As families near WestConnex construction sites take their young children to start the 2019 school year, they are confronting evidence that the Berejiklian government has lied to them about the threat posed by one of the most deadly forms of air pollution, PM 2.5.
A report compiled using the NSW government’s own figures – collected by the NSW Office of Environment and Heritage and WestConnex monitors – shows extraordinary levels of exposure to PM 2.5. This is a form of pollution known to cause heart disease, strokes and respiratory illness and, in Sydney alone, is responsible for 520 premature deaths each year according to the NSW Environment Protection Authority.
Haberfield more polluted than Hunter coal-mining centres
The report, produced by journalist Wendy Bacon and open source specialist Henare Degan, reveals air monitors in Sydney’s Inner West at Haberfield have recorded higher annual levels of PM 2.5 than any other monitors in the Sydney basin – including those located in the coal-mining centre of the Hunter.

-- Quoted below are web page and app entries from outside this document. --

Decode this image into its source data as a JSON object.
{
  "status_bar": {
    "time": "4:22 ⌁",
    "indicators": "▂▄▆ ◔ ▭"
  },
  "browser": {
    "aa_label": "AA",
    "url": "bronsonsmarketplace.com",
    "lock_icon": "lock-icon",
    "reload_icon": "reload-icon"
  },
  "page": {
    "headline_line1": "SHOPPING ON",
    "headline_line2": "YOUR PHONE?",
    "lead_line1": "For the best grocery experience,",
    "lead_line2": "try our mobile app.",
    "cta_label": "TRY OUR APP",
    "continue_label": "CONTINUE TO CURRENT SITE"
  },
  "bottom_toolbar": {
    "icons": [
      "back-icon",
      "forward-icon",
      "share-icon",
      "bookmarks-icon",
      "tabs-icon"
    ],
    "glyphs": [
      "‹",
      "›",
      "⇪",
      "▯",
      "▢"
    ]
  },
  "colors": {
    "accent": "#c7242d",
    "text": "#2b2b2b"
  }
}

PM2.5 refers to atmospheric particulate matter (PM) that has a diameter of less than 2.5 micrometres, which is about 3% the diameter of a human hair. A study published in the Journal of the American Medical Association suggests that long-term exposure to PM 2.5 may lead to plaque deposits in arteries, causing vascular inflammation and a hardening of the arteries that can eventually lead to heart attack and stroke. Scientists in the study estimated that for every 10 micrograms per cubic meter (μg/m3) increase in fine particulate air pollution, there is an associated 4%, 6% and 8% increased risk of all-cause, cardiopulmonary and lung cancer mortality, respectively.
While scientific research has shown there is no safe level of exposure to PM 2.5, in Australia the national 'safe' limit is 8 ug/m3. on a daily average over a year. Analysing a year of data, from January to December 2018, Ramsay Street Haberfield had PM 2.5 levels 46% higher than that with 11.6 ug/m3 recorded. The monitor inside Haberfield School was 40% higher at 11.2, and Powells Creek Strathfield was 22.5% at 10.2.
This chart compares annual average levels of PM 2.5 for 2018 at OEH monitors in the Sydney basin with the levels at WestConnex monitors. Darker blue is Ecotech monitors, lighter blue is OEH monitors. 8 is 8 ug/m3, which is the national limit for annual average PM 2.5. Everything above 8 is a national exceedance. Location names refer to the sites of monitors.
St Peters pollution at alarming levels
In June 2018, air quality monitors at St Peters public school in Sydney's Inner West recorded the highest average levels of PM 10 – another form of air pollution – than any other Sydney monitoring site during the first three months of that year.
In June 2018, the WestConnex Action Group wrote to the NSW Ministers for Health and Environment raising their concerns about the level of exposure to pollution around the St Peters and Haberfield WestConnex sites. Mark Coure, Parliamentary Secretary for Transport and Infrastructure, wrote back that:
“I am further advised the readings experience at the Haberfield Public School monitoring station are much similar to other monitoring stations on the New M4 and NSW Environment Protection Authority monitoring stations across Sydney. The results to date do not indicate the Haberfield Public School monitoring station is measuring anything other than the regional pollution level with normal variations across the day.”
“The Premier knows that’s not true,” said Christina Ho, mother of two primary school-aged children in St Peters. “Yet she is asking me to send my kids into this toxic soup every day, knowing full well how dangerous it is for their health,” said Christina Ho. “Little kids are more vulnerable than any other members of our community and she expects them to study and play in this dangerous level of pollution.”
Unfiltered WestConnex exhaust stacks mean even more pollution
“Right now it is the communities of Haberfield and St Peters which are most exposed to these high levels of particle pollution,” said Anne Picot, another St Peters resident. “But as WestConnex – with all its unfiltered tunnels - rolls out across Sydney, tens of thousands more will be exposed to it. My question is what are the Premier and the Opposition leader going to do about it? We expect PM 2.5 air pollution will be made worse permanently once the tunnels open with unfiltered exhaust stacks. Why doesn't the Premier care about Sydney's kids?"
The health of the public in exposed localities, particularly children, the elderly and anyone with an existing chronic disease will inevitably be adversely affected. There will be more premature deaths and more chronic disease. Yet, according to medical specialists in respiratory health, it is possible to reduce this health impact if the long road tunnels were fitted with adequate filtration systems. Why won’t the government do this?
The reports can be found at: